Its network of more than 2,000 business centres in 102 countries provides convenient, high-quality, fully serviced spaces for people to work, whether for a few minutes or a few years. Companies like Google, Toshiba and GlaxoSmithKline choose Regus so that they can work flexibly and make their businesses more successful.
The key to flexible working is convenience and so Regus is opening wherever its 1.5million members want support - city centres, suburban districts, shopping centres and retail outlets, railway stations,
motorway service stations and even community centres.
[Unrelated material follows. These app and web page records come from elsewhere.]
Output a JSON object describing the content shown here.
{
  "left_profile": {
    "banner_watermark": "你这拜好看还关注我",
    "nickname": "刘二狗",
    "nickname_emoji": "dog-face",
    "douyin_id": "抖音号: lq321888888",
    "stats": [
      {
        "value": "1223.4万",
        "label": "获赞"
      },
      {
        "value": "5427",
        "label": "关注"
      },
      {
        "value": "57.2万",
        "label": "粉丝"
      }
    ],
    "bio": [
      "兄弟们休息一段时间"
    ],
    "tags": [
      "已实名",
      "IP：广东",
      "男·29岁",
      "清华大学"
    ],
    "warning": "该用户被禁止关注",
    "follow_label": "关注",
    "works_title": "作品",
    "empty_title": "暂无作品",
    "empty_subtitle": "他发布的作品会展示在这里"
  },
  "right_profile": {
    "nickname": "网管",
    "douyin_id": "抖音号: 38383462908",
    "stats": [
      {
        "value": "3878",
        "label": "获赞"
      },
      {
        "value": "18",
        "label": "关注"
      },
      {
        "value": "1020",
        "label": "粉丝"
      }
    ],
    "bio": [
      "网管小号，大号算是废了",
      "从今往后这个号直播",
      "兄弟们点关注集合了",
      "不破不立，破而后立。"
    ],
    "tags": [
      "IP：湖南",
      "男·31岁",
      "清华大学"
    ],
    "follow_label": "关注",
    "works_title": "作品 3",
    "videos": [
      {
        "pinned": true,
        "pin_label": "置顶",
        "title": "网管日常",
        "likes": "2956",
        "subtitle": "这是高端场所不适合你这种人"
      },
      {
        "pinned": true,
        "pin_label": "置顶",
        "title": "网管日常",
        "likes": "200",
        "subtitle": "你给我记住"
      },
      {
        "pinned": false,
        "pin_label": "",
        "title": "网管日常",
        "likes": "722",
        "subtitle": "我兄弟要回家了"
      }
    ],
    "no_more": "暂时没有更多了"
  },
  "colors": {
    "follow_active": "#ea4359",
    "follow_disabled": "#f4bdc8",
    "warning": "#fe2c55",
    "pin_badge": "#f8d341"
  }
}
Founded in Brussels, Belgium, in 1989, Regus is based in Luxembourg and listed on the London Stock Exchange. For more information, please visit: